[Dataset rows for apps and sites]
=-=-=-=-=

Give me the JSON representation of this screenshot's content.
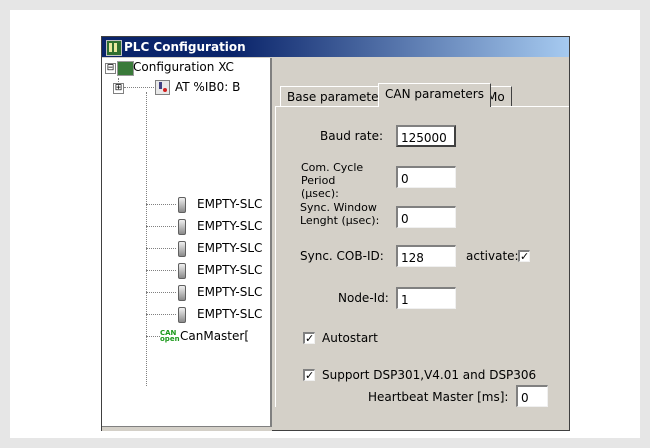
{
  "window": {
    "title": "PLC Configuration",
    "icon": "plc-config-icon"
  },
  "tree": {
    "root": {
      "label": "Configuration XC",
      "expander": "⊟"
    },
    "io_node": {
      "label": "AT %IB0: B",
      "expander": "⊞"
    },
    "slots": [
      {
        "label": "EMPTY-SLC"
      },
      {
        "label": "EMPTY-SLC"
      },
      {
        "label": "EMPTY-SLC"
      },
      {
        "label": "EMPTY-SLC"
      },
      {
        "label": "EMPTY-SLC"
      },
      {
        "label": "EMPTY-SLC"
      }
    ],
    "can_master": {
      "label": "CanMaster[",
      "icon_text": "CAN\nopen"
    }
  },
  "tabs": [
    {
      "label": "Base parameters",
      "active": false
    },
    {
      "label": "CAN parameters",
      "active": true
    },
    {
      "label": "Mo",
      "active": false
    }
  ],
  "can_params": {
    "baud_rate": {
      "label": "Baud rate:",
      "value": "125000"
    },
    "com_cycle": {
      "label": "Com. Cycle Period (µsec):",
      "value": "0"
    },
    "sync_window": {
      "label": "Sync. Window Lenght (µsec):",
      "value": "0"
    },
    "sync_cob": {
      "label": "Sync. COB-ID:",
      "value": "128",
      "activate_label": "activate:",
      "activate_checked": true
    },
    "node_id": {
      "label": "Node-Id:",
      "value": "1"
    },
    "autostart": {
      "label": "Autostart",
      "checked": true
    },
    "support_dsp": {
      "label": "Support DSP301,V4.01 and DSP306",
      "checked": true
    },
    "heartbeat": {
      "label": "Heartbeat Master [ms]:",
      "value": "0"
    }
  },
  "colors": {
    "titlebar": "#0a246a",
    "dialog_bg": "#d4d0c8",
    "page_bg": "#e6e6e6"
  }
}
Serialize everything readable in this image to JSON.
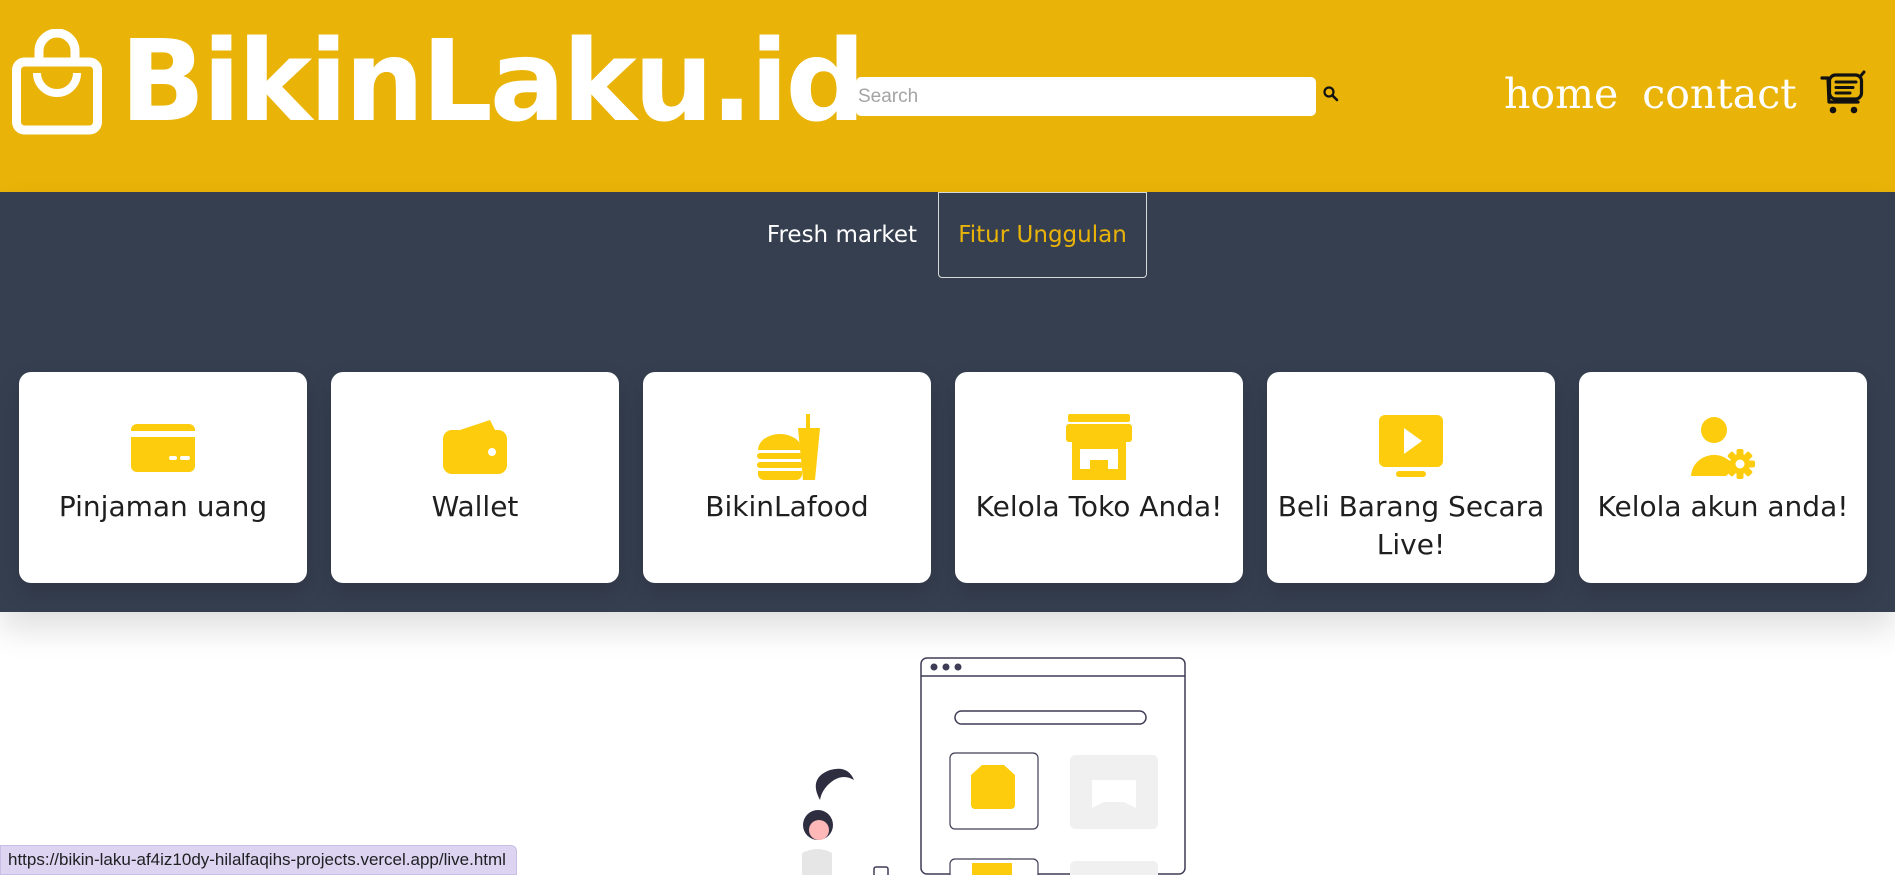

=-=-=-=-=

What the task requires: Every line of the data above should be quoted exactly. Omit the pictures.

Solution to this exercise:
Give me the JSON representation of this screenshot's content.
{
  "window": {
    "title": "PLC Configuration",
    "icon": "plc-config-icon"
  },
  "tree": {
    "root": {
      "label": "Configuration XC",
      "expander": "⊟"
    },
    "io_node": {
      "label": "AT %IB0: B",
      "expander": "⊞"
    },
    "slots": [
      {
        "label": "EMPTY-SLC"
      },
      {
        "label": "EMPTY-SLC"
      },
      {
        "label": "EMPTY-SLC"
      },
      {
        "label": "EMPTY-SLC"
      },
      {
        "label": "EMPTY-SLC"
      },
      {
        "label": "EMPTY-SLC"
      }
    ],
    "can_master": {
      "label": "CanMaster[",
      "icon_text": "CAN\nopen"
    }
  },
  "tabs": [
    {
      "label": "Base parameters",
      "active": false
    },
    {
      "label": "CAN parameters",
      "active": true
    },
    {
      "label": "Mo",
      "active": false
    }
  ],
  "can_params": {
    "baud_rate": {
      "label": "Baud rate:",
      "value": "125000"
    },
    "com_cycle": {
      "label": "Com. Cycle Period (µsec):",
      "value": "0"
    },
    "sync_window": {
      "label": "Sync. Window Lenght (µsec):",
      "value": "0"
    },
    "sync_cob": {
      "label": "Sync. COB-ID:",
      "value": "128",
      "activate_label": "activate:",
      "activate_checked": true
    },
    "node_id": {
      "label": "Node-Id:",
      "value": "1"
    },
    "autostart": {
      "label": "Autostart",
      "checked": true
    },
    "support_dsp": {
      "label": "Support DSP301,V4.01 and DSP306",
      "checked": true
    },
    "heartbeat": {
      "label": "Heartbeat Master [ms]:",
      "value": "0"
    }
  },
  "colors": {
    "titlebar": "#0a246a",
    "dialog_bg": "#d4d0c8",
    "page_bg": "#e6e6e6"
  }
}
Serialize everything readable in this image to JSON.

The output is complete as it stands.